■ **WHAT IS REQUIRED**
Reproduce only the lines that run from the line containing "Read all visible content and emit it as JSON." to the end of the entries below, exactly as they stand.

[Data items]
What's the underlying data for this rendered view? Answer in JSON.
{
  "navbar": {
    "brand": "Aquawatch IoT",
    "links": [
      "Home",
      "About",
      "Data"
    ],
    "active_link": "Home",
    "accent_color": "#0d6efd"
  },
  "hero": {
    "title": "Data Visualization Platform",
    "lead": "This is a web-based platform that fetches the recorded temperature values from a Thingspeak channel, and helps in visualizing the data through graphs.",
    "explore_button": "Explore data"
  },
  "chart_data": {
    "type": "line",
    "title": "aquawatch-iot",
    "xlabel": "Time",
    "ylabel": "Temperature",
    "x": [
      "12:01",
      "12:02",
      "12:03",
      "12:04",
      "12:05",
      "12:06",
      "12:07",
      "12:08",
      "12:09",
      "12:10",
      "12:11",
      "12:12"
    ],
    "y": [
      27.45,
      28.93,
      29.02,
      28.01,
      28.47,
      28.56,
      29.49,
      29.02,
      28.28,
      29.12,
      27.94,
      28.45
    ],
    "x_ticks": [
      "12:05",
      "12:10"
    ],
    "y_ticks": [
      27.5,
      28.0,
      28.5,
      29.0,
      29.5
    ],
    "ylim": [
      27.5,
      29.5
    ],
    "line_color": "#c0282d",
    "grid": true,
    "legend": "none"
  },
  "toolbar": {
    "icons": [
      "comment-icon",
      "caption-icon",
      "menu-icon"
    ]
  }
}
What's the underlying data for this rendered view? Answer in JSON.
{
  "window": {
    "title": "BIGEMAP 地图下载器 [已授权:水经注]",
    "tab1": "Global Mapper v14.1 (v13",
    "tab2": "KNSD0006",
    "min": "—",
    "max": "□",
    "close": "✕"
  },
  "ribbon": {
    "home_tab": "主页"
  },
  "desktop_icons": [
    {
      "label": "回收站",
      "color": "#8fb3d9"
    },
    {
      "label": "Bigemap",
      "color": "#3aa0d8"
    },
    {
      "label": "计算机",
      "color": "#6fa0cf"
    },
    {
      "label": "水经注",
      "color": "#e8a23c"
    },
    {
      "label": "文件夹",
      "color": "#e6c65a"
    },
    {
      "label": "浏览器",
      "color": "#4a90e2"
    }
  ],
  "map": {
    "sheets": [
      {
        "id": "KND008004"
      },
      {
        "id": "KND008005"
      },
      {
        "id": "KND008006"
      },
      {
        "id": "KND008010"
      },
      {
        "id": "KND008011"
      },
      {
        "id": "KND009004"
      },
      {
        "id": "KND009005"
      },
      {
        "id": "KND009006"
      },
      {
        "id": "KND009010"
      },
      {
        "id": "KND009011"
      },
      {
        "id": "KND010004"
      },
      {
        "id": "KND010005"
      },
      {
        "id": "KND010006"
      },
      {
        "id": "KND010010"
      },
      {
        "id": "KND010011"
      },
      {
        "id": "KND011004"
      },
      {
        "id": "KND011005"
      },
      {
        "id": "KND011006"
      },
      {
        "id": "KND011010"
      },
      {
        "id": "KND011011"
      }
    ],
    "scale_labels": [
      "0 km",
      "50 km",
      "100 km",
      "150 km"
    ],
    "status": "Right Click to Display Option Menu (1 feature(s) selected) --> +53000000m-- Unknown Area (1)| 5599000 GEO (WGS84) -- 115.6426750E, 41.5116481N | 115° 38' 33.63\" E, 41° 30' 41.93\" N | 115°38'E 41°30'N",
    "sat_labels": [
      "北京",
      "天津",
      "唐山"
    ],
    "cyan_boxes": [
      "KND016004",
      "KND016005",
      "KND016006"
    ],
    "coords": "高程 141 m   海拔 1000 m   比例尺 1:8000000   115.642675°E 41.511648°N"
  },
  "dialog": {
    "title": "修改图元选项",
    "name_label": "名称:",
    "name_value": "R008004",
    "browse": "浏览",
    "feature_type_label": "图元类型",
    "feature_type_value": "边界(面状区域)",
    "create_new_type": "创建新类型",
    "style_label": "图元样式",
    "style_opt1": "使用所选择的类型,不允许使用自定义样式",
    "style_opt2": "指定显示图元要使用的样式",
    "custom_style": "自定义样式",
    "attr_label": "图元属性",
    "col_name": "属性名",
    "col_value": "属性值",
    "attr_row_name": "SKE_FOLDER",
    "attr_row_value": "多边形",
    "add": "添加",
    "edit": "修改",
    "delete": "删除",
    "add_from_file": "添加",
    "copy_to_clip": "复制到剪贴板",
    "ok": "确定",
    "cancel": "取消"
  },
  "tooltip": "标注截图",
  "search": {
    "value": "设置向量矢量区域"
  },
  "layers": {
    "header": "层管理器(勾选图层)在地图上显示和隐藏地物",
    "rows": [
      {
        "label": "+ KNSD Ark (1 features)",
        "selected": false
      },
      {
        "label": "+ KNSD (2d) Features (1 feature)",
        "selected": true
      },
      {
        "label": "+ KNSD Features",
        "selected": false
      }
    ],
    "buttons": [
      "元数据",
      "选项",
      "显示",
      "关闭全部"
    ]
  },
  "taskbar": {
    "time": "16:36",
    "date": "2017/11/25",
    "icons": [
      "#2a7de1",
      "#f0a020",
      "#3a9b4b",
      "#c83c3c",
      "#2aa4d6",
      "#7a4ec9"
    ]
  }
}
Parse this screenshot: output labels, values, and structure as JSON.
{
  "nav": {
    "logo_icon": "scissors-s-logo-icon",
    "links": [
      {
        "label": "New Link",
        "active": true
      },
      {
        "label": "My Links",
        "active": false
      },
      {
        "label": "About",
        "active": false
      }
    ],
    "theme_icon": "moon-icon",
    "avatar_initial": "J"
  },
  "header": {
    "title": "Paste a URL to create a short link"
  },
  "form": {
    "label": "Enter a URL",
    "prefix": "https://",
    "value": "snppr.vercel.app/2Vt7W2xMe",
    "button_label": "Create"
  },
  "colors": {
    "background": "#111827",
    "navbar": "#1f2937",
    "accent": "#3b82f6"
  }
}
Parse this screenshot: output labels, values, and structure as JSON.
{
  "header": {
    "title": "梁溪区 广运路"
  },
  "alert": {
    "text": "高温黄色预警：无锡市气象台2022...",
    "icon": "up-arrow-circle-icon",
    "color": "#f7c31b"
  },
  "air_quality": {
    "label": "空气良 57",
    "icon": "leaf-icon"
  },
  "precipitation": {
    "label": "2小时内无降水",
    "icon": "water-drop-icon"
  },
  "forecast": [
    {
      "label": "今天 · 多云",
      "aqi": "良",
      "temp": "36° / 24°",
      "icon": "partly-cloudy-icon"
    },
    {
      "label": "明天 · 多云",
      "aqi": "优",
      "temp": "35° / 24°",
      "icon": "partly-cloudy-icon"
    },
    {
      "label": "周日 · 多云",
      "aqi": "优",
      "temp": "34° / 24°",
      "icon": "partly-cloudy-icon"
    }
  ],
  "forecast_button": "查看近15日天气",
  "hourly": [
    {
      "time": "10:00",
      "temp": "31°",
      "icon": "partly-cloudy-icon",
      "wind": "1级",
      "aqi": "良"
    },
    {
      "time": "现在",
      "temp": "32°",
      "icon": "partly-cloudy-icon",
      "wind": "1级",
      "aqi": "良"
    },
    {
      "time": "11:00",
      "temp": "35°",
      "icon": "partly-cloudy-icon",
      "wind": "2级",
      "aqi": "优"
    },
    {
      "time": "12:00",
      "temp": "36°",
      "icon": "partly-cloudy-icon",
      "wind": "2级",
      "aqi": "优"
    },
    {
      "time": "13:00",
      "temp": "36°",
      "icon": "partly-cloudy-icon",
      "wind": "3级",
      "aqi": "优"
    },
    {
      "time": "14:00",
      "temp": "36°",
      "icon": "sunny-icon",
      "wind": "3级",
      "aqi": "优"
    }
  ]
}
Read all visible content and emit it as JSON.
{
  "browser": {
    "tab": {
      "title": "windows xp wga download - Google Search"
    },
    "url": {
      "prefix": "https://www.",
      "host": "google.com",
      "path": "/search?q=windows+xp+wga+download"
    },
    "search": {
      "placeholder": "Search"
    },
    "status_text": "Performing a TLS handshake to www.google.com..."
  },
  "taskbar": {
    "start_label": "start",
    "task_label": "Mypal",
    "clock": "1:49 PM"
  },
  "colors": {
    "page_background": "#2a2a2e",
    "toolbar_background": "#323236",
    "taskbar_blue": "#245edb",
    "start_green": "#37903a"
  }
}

■ **FINISHED TASK**
Read all visible content and emit it as JSON.
{
  "browser": {
    "tab": {
      "title": "windows xp wga download - Google Search"
    },
    "url": {
      "prefix": "https://www.",
      "host": "google.com",
      "path": "/search?q=windows+xp+wga+download"
    },
    "search": {
      "placeholder": "Search"
    },
    "status_text": "Performing a TLS handshake to www.google.com..."
  },
  "taskbar": {
    "start_label": "start",
    "task_label": "Mypal",
    "clock": "1:49 PM"
  },
  "colors": {
    "page_background": "#2a2a2e",
    "toolbar_background": "#323236",
    "taskbar_blue": "#245edb",
    "start_green": "#37903a"
  }
}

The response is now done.